Posted: Tue Nov 06, 2007 2:55 am
by normsherman
I have thought of other possible final lines that would have worked for this story- not just about the end being a joke. There are endings that might have said more about what the author was presenting on guilt. What if Brian just dropped the monkey in a trash can on his way out- like Luke said? Would the guilt of his patient then come back? What is the dynamic between guilt and responsibility, how can we be absolved of things we feel guilty about? Is confessing to a priest any less weird than swapping a dead monkey with an asian midget?

It's got me thinking about how strange a thing guilt really is.

Posted: Tue Nov 06, 2007 6:58 am
by Mr. Tweedy
Guilt is to the spirit like pain is to the body: It's designed as indicator of when you've done something a person isn't meant to do. Bend a finger in an unnatural way and PAIN! Bend the heart in a way it isn't meant to bend and GUILT!

Like with pain, you've got normal, healthy guilt, which is the guilt you feel when you really have been a big jerk. Then there's chronic guilt, which is caused by a screwed up guilt mechanism and not by anything you really did. And there are some people whose mechanism has gotten broken and doesn't do much of anything.

Also like with pain, you can treat your guilt by a.) fixing the problem, b.) popping some soothing pills or c.) ignoring it until you get used to it and don't notice anymore. In the case of being a big jerk, a.) would be apology and repentance, b.) would be rationalizing or doing some generic good stuff to make yourself feel better without having to repent or apologize and c.) would be continuing to be a jerk and learning to feel good about it.

Don't know what that had to do anything, but it's what fell out of my head just then, so there. 8)

Posted: Wed Nov 21, 2007 7:43 pm
by tbaker2500
I guess I saw it much simpler than the previous poster's did. To me, it was simply introducing (to me unknown) eastern philosophies into a western mindset, and let the listeners' minds rattle around a bit while they shift their perception.

I much preferred having to work out all the possible ramifications myself, rather than have them fed to me.

Tom

P.S. Regarding Escape Pod, my favorite there is a flash story called "Fools Seldom Differ". My next is probably "How Lonesome a Life Without Nerve Gas".

Re: Drabblecast 035 - The Guilt Trader

Posted: Thu Apr 04, 2013 10:10 pm
by sandrilde
Didn't feel like it had an ending.
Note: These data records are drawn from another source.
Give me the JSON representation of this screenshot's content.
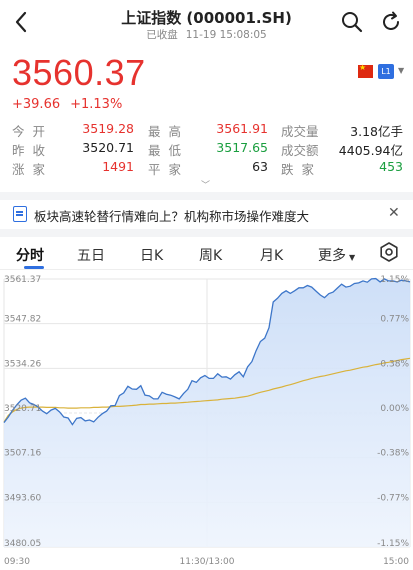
{
  "header": {
    "title": "上证指数 (000001.SH)",
    "status": "已收盘",
    "datetime": "11-19 15:08:05"
  },
  "quote": {
    "price": "3560.37",
    "change": "+39.66",
    "change_pct": "+1.13%",
    "badge": "L1"
  },
  "stats": {
    "open_label": "今开",
    "open": "3519.28",
    "high_label": "最高",
    "high": "3561.91",
    "volume_label": "成交量",
    "volume": "3.18亿手",
    "prev_close_label": "昨收",
    "prev_close": "3520.71",
    "low_label": "最低",
    "low": "3517.65",
    "amount_label": "成交额",
    "amount": "4405.94亿",
    "up_label": "涨家",
    "up": "1491",
    "flat_label": "平家",
    "flat": "63",
    "down_label": "跌家",
    "down": "453"
  },
  "news": {
    "text": "板块高速轮替行情难向上？机构称市场操作难度大"
  },
  "tabs": [
    "分时",
    "五日",
    "日K",
    "周K",
    "月K",
    "更多"
  ],
  "colors": {
    "up": "#e6322e",
    "down": "#1a9e3f",
    "accent": "#2f6fe0",
    "price_line": "#3d76c9",
    "avg_line": "#d9b23a"
  },
  "chart_data": {
    "type": "line",
    "title": "",
    "xlabel": "",
    "ylabel": "",
    "ylim": [
      3480.05,
      3561.37
    ],
    "y_ticks": [
      "3561.37",
      "3547.82",
      "3534.26",
      "3520.71",
      "3507.16",
      "3493.60",
      "3480.05"
    ],
    "pct_ticks": [
      "1.15%",
      "0.77%",
      "0.38%",
      "0.00%",
      "-0.38%",
      "-0.77%",
      "-1.15%"
    ],
    "x_ticks": [
      "09:30",
      "11:30/13:00",
      "15:00"
    ],
    "prev_close": 3520.71,
    "series": [
      {
        "values": [
          3517.8,
          3519.5,
          3521.5,
          3523.2,
          3524.6,
          3525.2,
          3523.8,
          3523.3,
          3522.5,
          3521.3,
          3520.5,
          3521.6,
          3522.1,
          3521.0,
          3519.5,
          3519.2,
          3517.2,
          3519.1,
          3519.3,
          3518.3,
          3518.6,
          3518.0,
          3519.4,
          3520.5,
          3521.3,
          3522.9,
          3523.0,
          3526.0,
          3526.8,
          3528.8,
          3528.0,
          3527.9,
          3529.0,
          3526.1,
          3525.9,
          3525.0,
          3525.0,
          3527.0,
          3526.4,
          3526.1,
          3525.6,
          3525.0,
          3526.6,
          3527.9,
          3530.5,
          3530.0,
          3531.4,
          3532.1,
          3531.2,
          3531.2,
          3532.6,
          3531.6,
          3531.7,
          3531.0,
          3532.3,
          3533.2,
          3531.7,
          3534.7,
          3536.3,
          3539.6,
          3542.4,
          3543.4,
          3546.6,
          3554.4,
          3555.5,
          3557.0,
          3557.8,
          3557.0,
          3557.8,
          3558.7,
          3558.7,
          3559.4,
          3558.9,
          3557.7,
          3556.5,
          3555.7,
          3556.9,
          3557.4,
          3558.6,
          3559.8,
          3558.9,
          3559.2,
          3560.0,
          3560.2,
          3560.8,
          3560.4,
          3561.4,
          3561.5,
          3560.5,
          3561.4,
          3560.8,
          3560.8,
          3560.5,
          3561.0,
          3560.8,
          3560.5
        ]
      },
      {
        "values": [
          3518.0,
          3520.0,
          3521.0,
          3521.8,
          3522.2,
          3522.4,
          3522.5,
          3522.5,
          3522.5,
          3522.5,
          3522.4,
          3522.4,
          3522.4,
          3522.3,
          3522.3,
          3522.2,
          3522.2,
          3522.2,
          3522.3,
          3522.3,
          3522.3,
          3522.4,
          3522.4,
          3522.5,
          3522.5,
          3522.6,
          3522.7,
          3522.7,
          3522.8,
          3522.9,
          3523.0,
          3523.1,
          3523.3,
          3523.3,
          3523.4,
          3523.4,
          3523.5,
          3523.6,
          3523.6,
          3523.7,
          3523.7,
          3523.8,
          3523.9,
          3524.0,
          3524.1,
          3524.2,
          3524.3,
          3524.4,
          3524.5,
          3524.6,
          3524.7,
          3524.9,
          3525.0,
          3525.1,
          3525.2,
          3525.4,
          3525.6,
          3525.8,
          3526.2,
          3526.6,
          3527.0,
          3527.3,
          3527.6,
          3528.0,
          3528.3,
          3528.6,
          3529.0,
          3529.3,
          3529.7,
          3530.1,
          3530.5,
          3530.8,
          3531.2,
          3531.5,
          3531.8,
          3532.0,
          3532.3,
          3532.6,
          3532.9,
          3533.2,
          3533.5,
          3533.7,
          3534.0,
          3534.3,
          3534.6,
          3534.8,
          3535.1,
          3535.4,
          3535.6,
          3535.9,
          3536.1,
          3536.4,
          3536.6,
          3536.9,
          3537.1,
          3537.3
        ]
      }
    ]
  }
}
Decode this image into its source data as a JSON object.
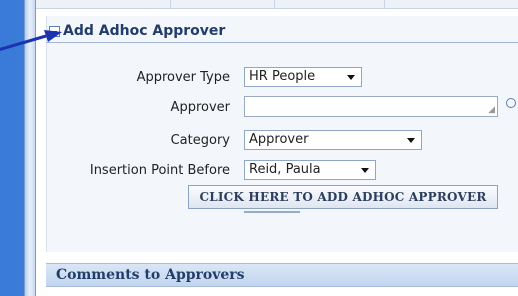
{
  "section": {
    "title": "Add Adhoc Approver"
  },
  "form": {
    "approver_type": {
      "label": "Approver Type",
      "value": "HR People"
    },
    "approver": {
      "label": "Approver",
      "value": ""
    },
    "category": {
      "label": "Category",
      "value": "Approver"
    },
    "insertion_point": {
      "label": "Insertion Point Before",
      "value": "Reid, Paula"
    },
    "add_button_label": "CLICK HERE TO ADD ADHOC APPROVER"
  },
  "comments": {
    "title": "Comments to Approvers"
  },
  "icons": {
    "collapse": "collapse-minus-icon",
    "search": "search-icon",
    "dropdown": "chevron-down-icon",
    "pointer": "annotation-arrow-icon"
  },
  "colors": {
    "desktop_blue": "#4a86d8",
    "section_title": "#233d6b",
    "header_bar": "#c2d5ee",
    "arrow": "#1a33b0"
  }
}
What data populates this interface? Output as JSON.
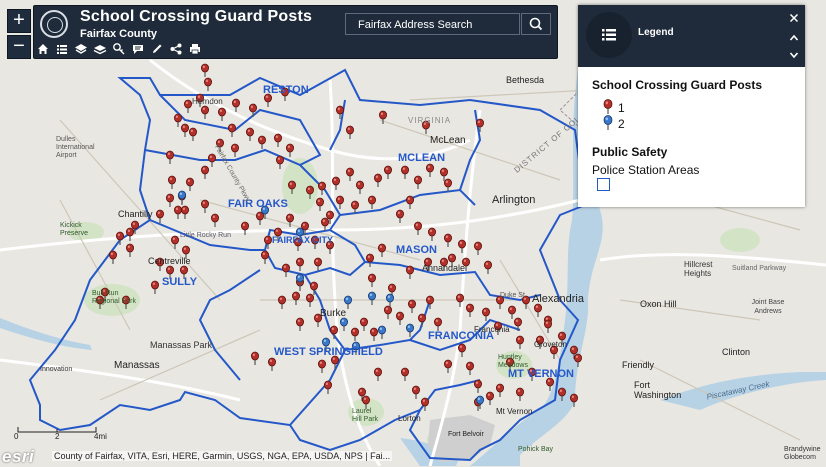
{
  "header": {
    "title": "School Crossing Guard Posts",
    "subtitle": "Fairfax County",
    "search_placeholder": "Fairfax Address Search"
  },
  "zoom": {
    "in_label": "+",
    "out_label": "−"
  },
  "legend": {
    "title": "Legend",
    "layer1_title": "School Crossing Guard Posts",
    "items": [
      {
        "label": "1",
        "color": "#c0392b"
      },
      {
        "label": "2",
        "color": "#3a78c9"
      }
    ],
    "layer2_title": "Public Safety",
    "layer2_sublabel": "Police Station Areas",
    "swatch_color": "#2458c8"
  },
  "scale": {
    "zero": "0",
    "mid": "2",
    "max": "4mi"
  },
  "footer": {
    "logo": "esri",
    "attribution": "County of Fairfax, VITA, Esri, HERE, Garmin, USGS, NGA, EPA, USDA, NPS | Fai..."
  },
  "map_labels": {
    "districts": [
      "RESTON",
      "MCLEAN",
      "FAIR OAKS",
      "FAIRFAX CITY",
      "MASON",
      "SULLY",
      "FRANCONIA",
      "WEST SPRINGFIELD",
      "MT VERNON"
    ],
    "places": [
      "Herndon",
      "Dulles International Airport",
      "Chantilly",
      "Centreville",
      "Manassas Park",
      "Manassas",
      "Burke",
      "Annandale",
      "Alexandria",
      "Arlington",
      "McLean",
      "Bethesda",
      "Lorton",
      "Fort Belvoir",
      "Mt Vernon",
      "Fort Washington",
      "Clinton",
      "Friendly",
      "Oxon Hill",
      "Joint Base Andrews",
      "Groveton",
      "Hillcrest Heights",
      "Suitland Parkway",
      "Piscataway Creek",
      "Laurel Hill Park",
      "Bull Run Regional Park",
      "Franconia",
      "Huntley Meadows",
      "Innovation",
      "Brandywine Globecom",
      "DISTRICT OF COLUMBIA",
      "VIRGINIA",
      "Duke St",
      "Fairfax County Pkwy",
      "Little Rocky Run",
      "Kickick Preserve",
      "Pohick Bay"
    ]
  },
  "map_colors": {
    "boundary": "#2458c8",
    "post_1": "#b3302a",
    "post_2": "#3a78c9",
    "water": "#a9c9df",
    "land": "#e8e6e1",
    "park": "#cfe0c3"
  }
}
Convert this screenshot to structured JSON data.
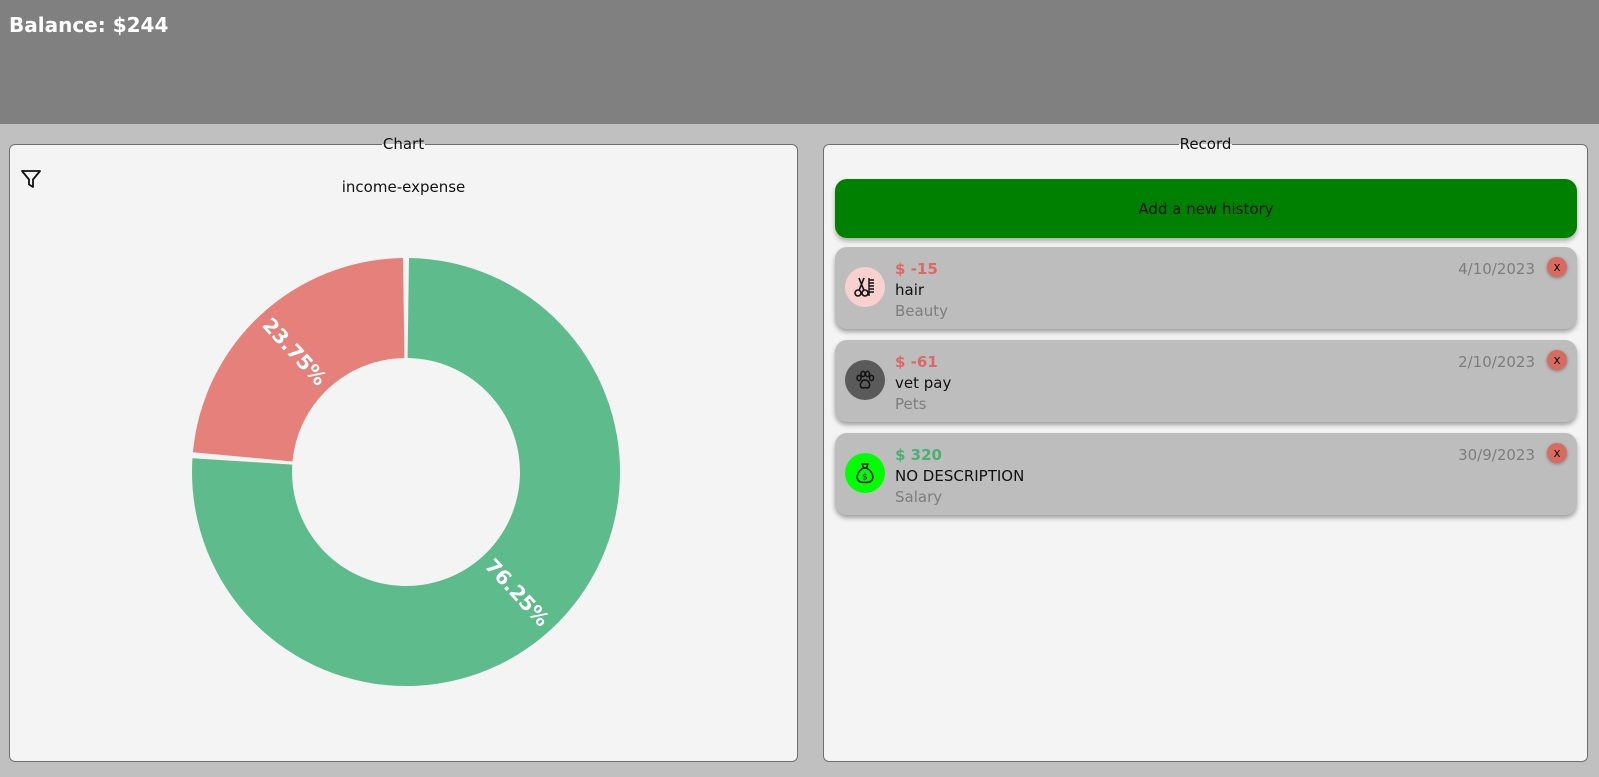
{
  "header": {
    "balance": "Balance: $244"
  },
  "chart_panel": {
    "legend": "Chart",
    "filter_icon": "filter-funnel-icon"
  },
  "record_panel": {
    "legend": "Record",
    "add_label": "Add a new history"
  },
  "chart_data": {
    "type": "pie",
    "title": "income-expense",
    "donut": true,
    "slices": [
      {
        "label": "76.25%",
        "value": 76.25,
        "color": "#5dbb8c"
      },
      {
        "label": "23.75%",
        "value": 23.75,
        "color": "#e5807a"
      }
    ]
  },
  "records": [
    {
      "amount": "$ -15",
      "amount_color": "#e06666",
      "description": "hair",
      "category": "Beauty",
      "date": "4/10/2023",
      "icon": "scissors-comb-icon",
      "icon_bg": "#f8d0d0",
      "delete_label": "x"
    },
    {
      "amount": "$ -61",
      "amount_color": "#e06666",
      "description": "vet pay",
      "category": "Pets",
      "date": "2/10/2023",
      "icon": "paw-icon",
      "icon_bg": "#5a5a5a",
      "delete_label": "x"
    },
    {
      "amount": "$ 320",
      "amount_color": "#4caf72",
      "description": "NO DESCRIPTION",
      "category": "Salary",
      "date": "30/9/2023",
      "icon": "money-bag-icon",
      "icon_bg": "#00ff00",
      "delete_label": "x"
    }
  ]
}
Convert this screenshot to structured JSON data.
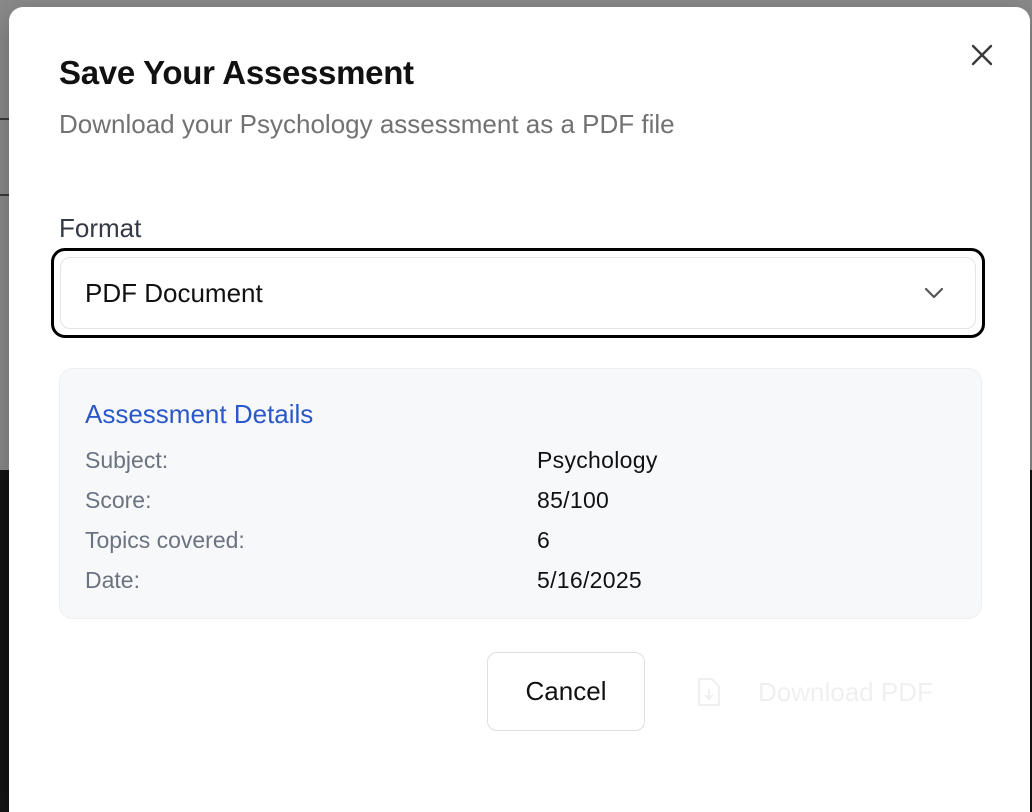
{
  "dialog": {
    "title": "Save Your Assessment",
    "subtitle": "Download your Psychology assessment as a PDF file",
    "close_icon": "close-icon"
  },
  "format": {
    "label": "Format",
    "selected": "PDF Document",
    "chevron_icon": "chevron-down-icon"
  },
  "details": {
    "title": "Assessment Details",
    "rows": [
      {
        "label": "Subject:",
        "value": "Psychology"
      },
      {
        "label": "Score:",
        "value": "85/100"
      },
      {
        "label": "Topics covered:",
        "value": "6"
      },
      {
        "label": "Date:",
        "value": "5/16/2025"
      }
    ]
  },
  "actions": {
    "cancel_label": "Cancel",
    "download_label": "Download PDF",
    "download_icon": "file-download-icon"
  },
  "colors": {
    "accent": "#2b58c8",
    "focus_ring": "#000000",
    "panel_bg": "#f7f8fa"
  }
}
I wanted to see what actually happened when they swapped guilt.

Oh, well. Halloween cast coming up! Yay!